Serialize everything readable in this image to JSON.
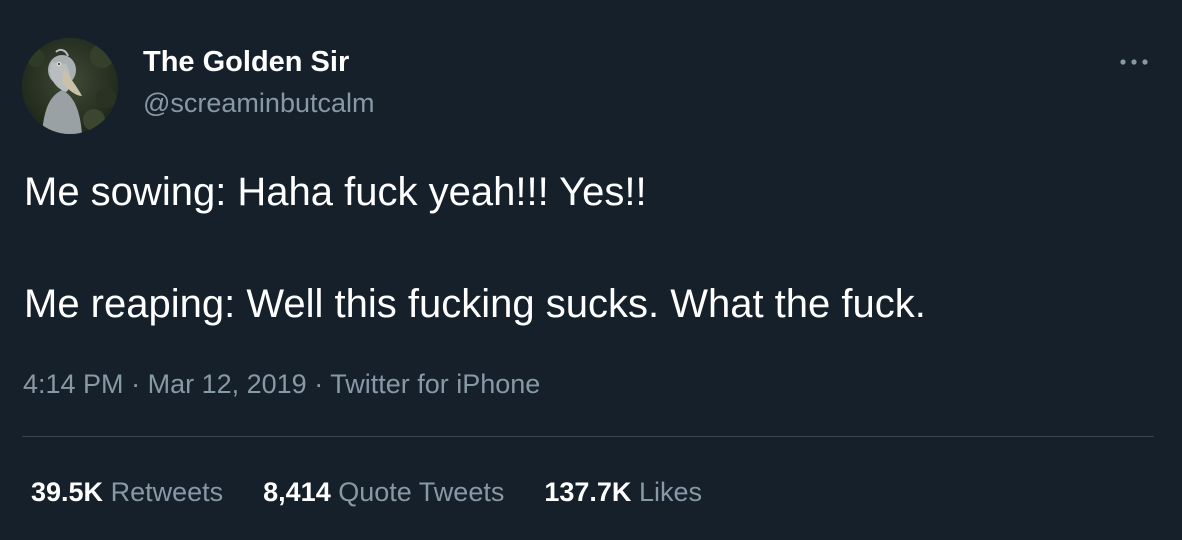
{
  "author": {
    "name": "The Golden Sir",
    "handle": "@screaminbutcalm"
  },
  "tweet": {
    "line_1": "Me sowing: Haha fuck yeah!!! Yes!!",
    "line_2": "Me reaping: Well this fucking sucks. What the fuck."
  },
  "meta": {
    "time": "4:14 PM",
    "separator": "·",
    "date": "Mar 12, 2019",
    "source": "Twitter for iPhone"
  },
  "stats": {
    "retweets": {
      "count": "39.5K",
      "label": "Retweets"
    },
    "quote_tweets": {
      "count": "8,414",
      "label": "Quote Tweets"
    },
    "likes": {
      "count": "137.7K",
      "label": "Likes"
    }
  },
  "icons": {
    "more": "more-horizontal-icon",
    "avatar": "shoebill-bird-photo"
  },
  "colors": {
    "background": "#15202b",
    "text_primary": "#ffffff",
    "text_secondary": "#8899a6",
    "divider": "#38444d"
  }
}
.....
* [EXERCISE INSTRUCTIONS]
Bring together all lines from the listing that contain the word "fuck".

* [SOLUTION FOR THIS TASK]
    "line_1": "Me sowing: Haha fuck yeah!!! Yes!!",
    "line_2": "Me reaping: Well this fucking sucks. What the fuck."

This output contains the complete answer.